Facebook knows even more about you. You tell Mark Zuckerberg & Co. who all of your friends are and what you were doing all weekend -- on purpose. That's how it all works. It automatically tags and indexes your photos too. And then it profits off of all that data in about as many ways as you can count.
Other companies, including Microsoft, Yahoo, PalTalk, YouTube, Skype, AOL and Apple also participate in Prism (some since 2007). It looks like Twitter is among those companies not playing the NSA data collection game (just yet). Thanks, Twitter. I, for one, really appreciate that.
Anyway, you'll notice that the most successful Internet and technology companies collect and profit from your personal data, so it's hardly a surprise that government intelligence agencies (ours and those of other nations) want it too. Imagine how useful it is to keep track of the Facebook accounts of Chinese cyberwarriors (yes, they apparently have them and sometimes slip up with an identity connection that outs them). Al-Qaeda terrorists have been known to use plenty of technology too.
The question is whether Prism data is being piled up about American citizens just like the pen/trap data. I hope not!
Why Facebook may carry more blame for privacy intrusion than the NSA

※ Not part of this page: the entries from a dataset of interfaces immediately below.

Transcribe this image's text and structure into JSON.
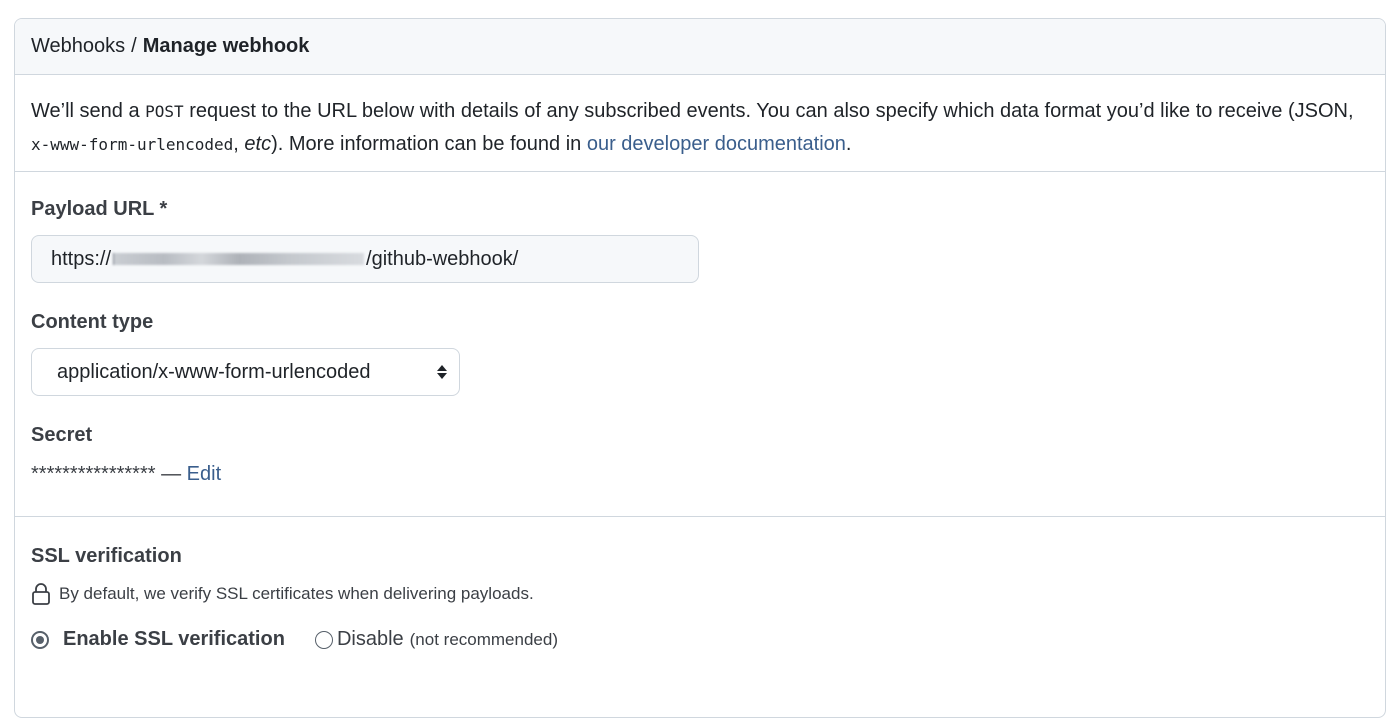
{
  "breadcrumb": {
    "parent": "Webhooks",
    "separator": "/",
    "current": "Manage webhook"
  },
  "intro": {
    "part1": "We’ll send a ",
    "code_method": "POST",
    "part2": " request to the URL below with details of any subscribed events. You can also specify which data format you’d like to receive (JSON, ",
    "code_format": "x-www-form-urlencoded",
    "part3": ", ",
    "etc": "etc",
    "part4": "). More information can be found in ",
    "link_text": "our developer documentation",
    "part5": "."
  },
  "payload": {
    "label": "Payload URL *",
    "url_prefix": "https://",
    "url_suffix": "/github-webhook/"
  },
  "content_type": {
    "label": "Content type",
    "selected": "application/x-www-form-urlencoded"
  },
  "secret": {
    "label": "Secret",
    "masked": "****************",
    "dash": " — ",
    "edit_label": "Edit"
  },
  "ssl": {
    "label": "SSL verification",
    "note": "By default, we verify SSL certificates when delivering payloads.",
    "enable_label": "Enable SSL verification",
    "disable_label": "Disable",
    "disable_hint": "(not recommended)",
    "selected": "enable"
  },
  "icons": {
    "lock": "lock-icon",
    "select_arrows": "chevron-up-down-icon"
  }
}
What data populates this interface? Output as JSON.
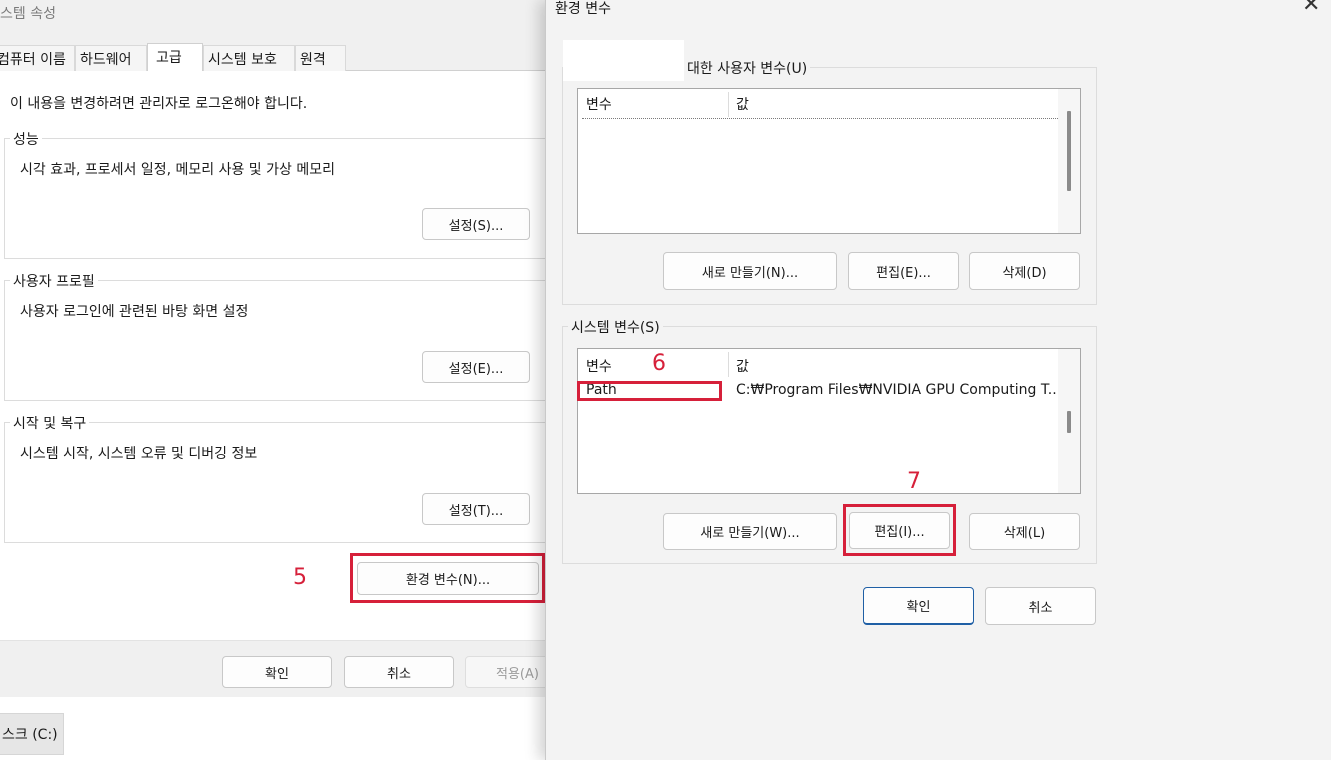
{
  "system_properties": {
    "title": "스템 속성",
    "tabs": [
      "컴퓨터 이름",
      "하드웨어",
      "고급",
      "시스템 보호",
      "원격"
    ],
    "admin_note": "이 내용을 변경하려면 관리자로 로그온해야 합니다.",
    "performance": {
      "title": "성능",
      "desc": "시각 효과, 프로세서 일정, 메모리 사용 및 가상 메모리",
      "button": "설정(S)..."
    },
    "user_profiles": {
      "title": "사용자 프로필",
      "desc": "사용자 로그인에 관련된 바탕 화면 설정",
      "button": "설정(E)..."
    },
    "startup_recovery": {
      "title": "시작 및 복구",
      "desc": "시스템 시작, 시스템 오류 및 디버깅 정보",
      "button": "설정(T)..."
    },
    "env_button": "환경 변수(N)...",
    "ok": "확인",
    "cancel": "취소",
    "apply": "적용(A)",
    "taskbar_drive": "스크 (C:)"
  },
  "env_vars": {
    "title": "환경 변수",
    "close_glyph": "✕",
    "user_group": {
      "title": "대한 사용자 변수(U)",
      "col_var": "변수",
      "col_val": "값",
      "new": "새로 만들기(N)...",
      "edit": "편집(E)...",
      "delete": "삭제(D)"
    },
    "system_group": {
      "title": "시스템 변수(S)",
      "col_var": "변수",
      "col_val": "값",
      "rows": [
        {
          "name": "Path",
          "value": "C:₩Program Files₩NVIDIA GPU Computing T..."
        }
      ],
      "new": "새로 만들기(W)...",
      "edit": "편집(I)...",
      "delete": "삭제(L)"
    },
    "ok": "확인",
    "cancel": "취소"
  },
  "annotations": {
    "step5": "5",
    "step6": "6",
    "step7": "7",
    "color": "#d6203a"
  }
}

Here's the thing. Facebook has built dossiers for its users that rival and surpass the wildest dreams of the East German Stasi. The Stasi used its notorious files to oppress East German citizens, mostly through intimidation and implication. That is, it used the supposedly private information in its files to leverage and blackmail East German citizens into silence about the regime and the Communist Party. Did the Stasi care who talked to whom and who met with whom when? Yes.

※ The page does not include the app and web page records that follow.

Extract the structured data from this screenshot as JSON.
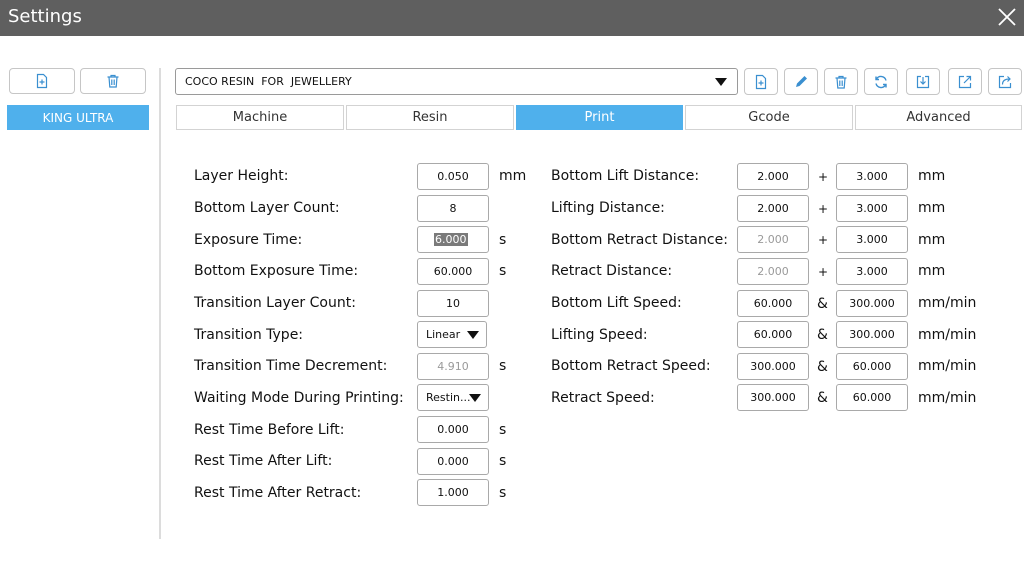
{
  "window": {
    "title": "Settings"
  },
  "machine_list": {
    "items": [
      {
        "label": "KING ULTRA"
      }
    ]
  },
  "profile": {
    "selected": "COCO RESIN  FOR  JEWELLERY"
  },
  "tabs": [
    {
      "label": "Machine"
    },
    {
      "label": "Resin"
    },
    {
      "label": "Print"
    },
    {
      "label": "Gcode"
    },
    {
      "label": "Advanced"
    }
  ],
  "left_params": [
    {
      "label": "Layer Height:",
      "value": "0.050",
      "unit": "mm"
    },
    {
      "label": "Bottom Layer Count:",
      "value": "8",
      "unit": ""
    },
    {
      "label": "Exposure Time:",
      "value": "6.000",
      "unit": "s"
    },
    {
      "label": "Bottom Exposure Time:",
      "value": "60.000",
      "unit": "s"
    },
    {
      "label": "Transition Layer Count:",
      "value": "10",
      "unit": ""
    },
    {
      "label": "Transition Type:",
      "value": "Linear",
      "unit": ""
    },
    {
      "label": "Transition Time Decrement:",
      "value": "4.910",
      "unit": "s"
    },
    {
      "label": "Waiting Mode During Printing:",
      "value": "Restin...",
      "unit": ""
    },
    {
      "label": "Rest Time Before Lift:",
      "value": "0.000",
      "unit": "s"
    },
    {
      "label": "Rest Time After Lift:",
      "value": "0.000",
      "unit": "s"
    },
    {
      "label": "Rest Time After Retract:",
      "value": "1.000",
      "unit": "s"
    }
  ],
  "right_params": [
    {
      "label": "Bottom Lift Distance:",
      "value1": "2.000",
      "op": "+",
      "value2": "3.000",
      "unit": "mm"
    },
    {
      "label": "Lifting Distance:",
      "value1": "2.000",
      "op": "+",
      "value2": "3.000",
      "unit": "mm"
    },
    {
      "label": "Bottom Retract Distance:",
      "value1": "2.000",
      "op": "+",
      "value2": "3.000",
      "unit": "mm"
    },
    {
      "label": "Retract Distance:",
      "value1": "2.000",
      "op": "+",
      "value2": "3.000",
      "unit": "mm"
    },
    {
      "label": "Bottom Lift Speed:",
      "value1": "60.000",
      "op": "&",
      "value2": "300.000",
      "unit": "mm/min"
    },
    {
      "label": "Lifting Speed:",
      "value1": "60.000",
      "op": "&",
      "value2": "300.000",
      "unit": "mm/min"
    },
    {
      "label": "Bottom Retract Speed:",
      "value1": "300.000",
      "op": "&",
      "value2": "60.000",
      "unit": "mm/min"
    },
    {
      "label": "Retract Speed:",
      "value1": "300.000",
      "op": "&",
      "value2": "60.000",
      "unit": "mm/min"
    }
  ],
  "colors": {
    "titlebar": "#5f5f5f",
    "accent": "#4fb0ec",
    "disabled_text": "#9a9a9a"
  }
}
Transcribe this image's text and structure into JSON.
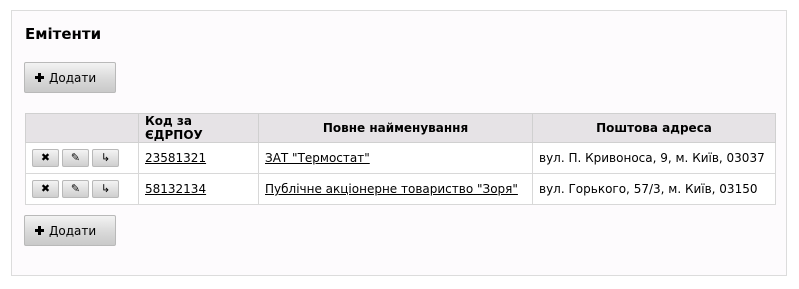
{
  "page": {
    "title": "Емітенти",
    "add_button_label": "Додати"
  },
  "table": {
    "headers": {
      "actions": "",
      "code": "Код за ЄДРПОУ",
      "name": "Повне найменування",
      "address": "Поштова адреса"
    },
    "action_icons": {
      "delete": "✖",
      "edit": "✎",
      "open": "↳"
    },
    "rows": [
      {
        "code": "23581321",
        "name": "ЗАТ \"Термостат\"",
        "address": "вул. П. Кривоноса, 9, м. Київ, 03037"
      },
      {
        "code": "58132134",
        "name": "Публічне акціонерне товариство \"Зоря\"",
        "address": "вул. Горького, 57/3, м. Київ, 03150"
      }
    ]
  }
}
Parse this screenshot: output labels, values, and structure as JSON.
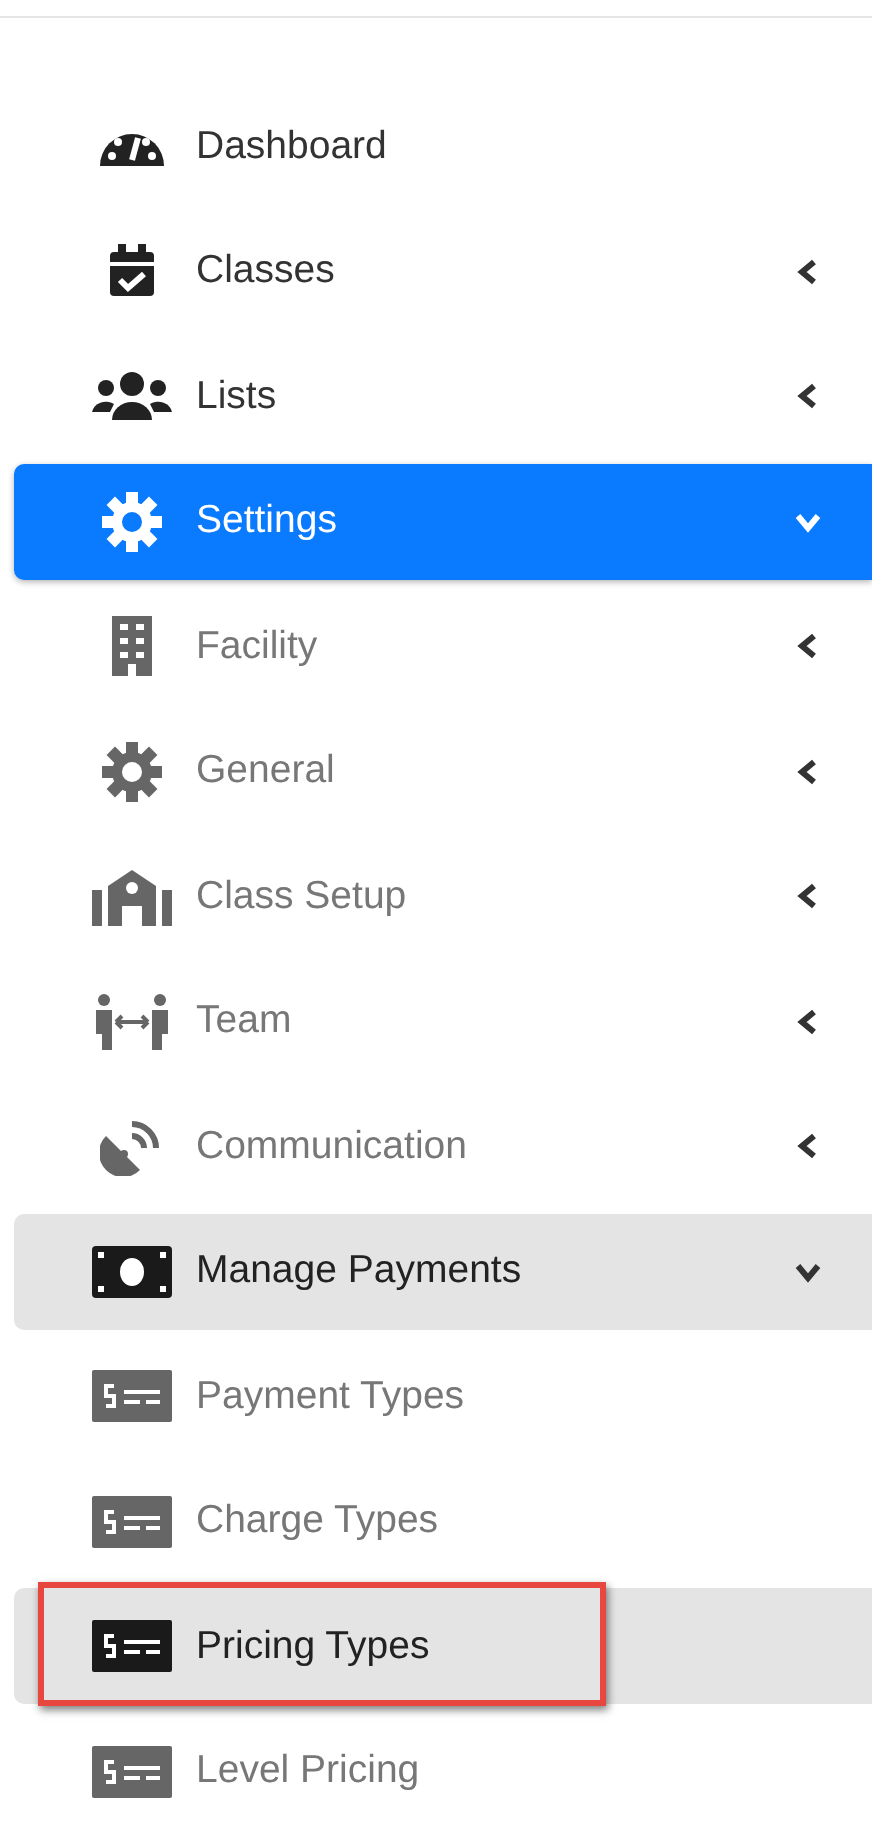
{
  "menu": [
    {
      "label": "Dashboard",
      "selected": false
    },
    {
      "label": "Classes",
      "selected": false,
      "expanded": false
    },
    {
      "label": "Lists",
      "selected": false,
      "expanded": false
    },
    {
      "label": "Settings",
      "selected": true,
      "expanded": true,
      "children": [
        {
          "label": "Facility",
          "selected": false,
          "expanded": false
        },
        {
          "label": "General",
          "selected": false,
          "expanded": false
        },
        {
          "label": "Class Setup",
          "selected": false,
          "expanded": false
        },
        {
          "label": "Team",
          "selected": false,
          "expanded": false
        },
        {
          "label": "Communication",
          "selected": false,
          "expanded": false
        },
        {
          "label": "Manage Payments",
          "selected": true,
          "expanded": true,
          "children": [
            {
              "label": "Payment Types",
              "selected": false
            },
            {
              "label": "Charge Types",
              "selected": false
            },
            {
              "label": "Pricing Types",
              "selected": true,
              "highlighted": true
            },
            {
              "label": "Level Pricing",
              "selected": false
            }
          ]
        }
      ]
    }
  ]
}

Let's be clear: Facebook does not want to create a tyrannical oppressive regime. It just wants to sell ads. But it has unintentionally created an incredibly powerful tool for oppression. I think of it as "turnkey tyranny."

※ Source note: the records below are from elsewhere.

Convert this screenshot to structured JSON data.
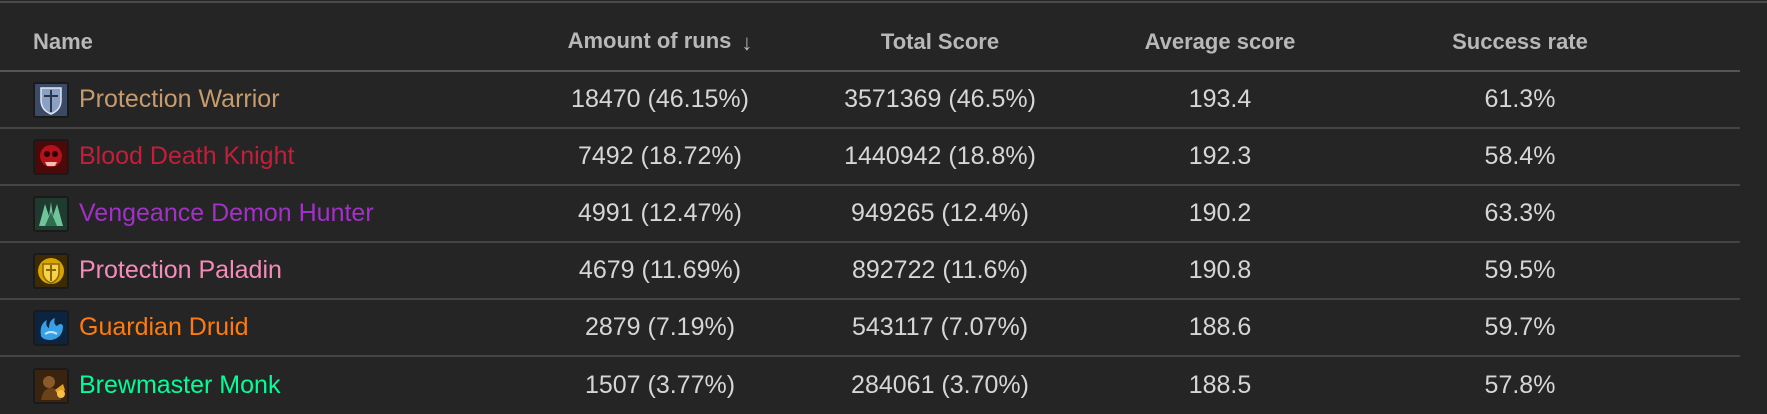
{
  "columns": {
    "name": "Name",
    "runs": "Amount of runs",
    "total": "Total Score",
    "average": "Average score",
    "success": "Success rate",
    "sort_icon": "arrow-down-icon"
  },
  "rows": [
    {
      "name": "Protection Warrior",
      "runs": "18470 (46.15%)",
      "total": "3571369 (46.5%)",
      "average": "193.4",
      "success": "61.3%",
      "color": "#c69b6d",
      "icon": "protection-warrior-icon"
    },
    {
      "name": "Blood Death Knight",
      "runs": "7492 (18.72%)",
      "total": "1440942 (18.8%)",
      "average": "192.3",
      "success": "58.4%",
      "color": "#c41e3a",
      "icon": "blood-death-knight-icon"
    },
    {
      "name": "Vengeance Demon Hunter",
      "runs": "4991 (12.47%)",
      "total": "949265 (12.4%)",
      "average": "190.2",
      "success": "63.3%",
      "color": "#a330c9",
      "icon": "vengeance-demon-hunter-icon"
    },
    {
      "name": "Protection Paladin",
      "runs": "4679 (11.69%)",
      "total": "892722 (11.6%)",
      "average": "190.8",
      "success": "59.5%",
      "color": "#f48cba",
      "icon": "protection-paladin-icon"
    },
    {
      "name": "Guardian Druid",
      "runs": "2879 (7.19%)",
      "total": "543117 (7.07%)",
      "average": "188.6",
      "success": "59.7%",
      "color": "#ff7c0a",
      "icon": "guardian-druid-icon"
    },
    {
      "name": "Brewmaster Monk",
      "runs": "1507 (3.77%)",
      "total": "284061 (3.70%)",
      "average": "188.5",
      "success": "57.8%",
      "color": "#00ff98",
      "icon": "brewmaster-monk-icon"
    }
  ]
}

I do not for a minute believe that our democratic government in the United States wants to oppress us. But I do believe that it is high time to have some real and serious discussions about privacy in this country. Sure, total information awareness might stop all terrorism, but I am not interested in living in a gilded cage or a "happy bappy" police state.
What you should do about all this
Check out what the EFF has to say about protecting your information from eavesdropping on its website. Here are options that I employ myself and encourage others to adopt:
- Don't use Facebook or LinkedIn, ever. This is not practical for many individuals and
organizations, but realize that what you post, when you post it, where you post it from, and whom
you're posting it for may all end up in the NSA's digital dragnet.
- 'Crypt up email you want to keep private with S/MIME. For enterprises, this should be trivial.
That said, if you haven't revisited your
email encryption strategy in a few years, consider this your invitation to do so.
- If you have a real secret, don't write it down or better yet tell it to anybody. In a business
context, that means carefully restricting access to sensitive information -- everything from access
restrictions on sensitive intellectual property (IP), to the principal of least privilege
(especially for admins) to where and when executives use their cell phones.
- Things that may be worth considering in the future include using Tor to anonymize traffic,
encrypting text messages, and occasionally taking the battery out of your cell phone when you don't
want your whereabouts at any given moment to appear in someone's database down the road.
Finally, remember that you live in a democracy. Participate in it. Tell your representatives what you expect from them.
About the author:
Gary McGraw, Ph.D., is CTO of software security consulting firm Cigital Inc. He is a globally recognized authority on software security and the author of eight best-selling books on this topic. Send comments on his column to firstname.lastname@example.org.
This was first published in June 2013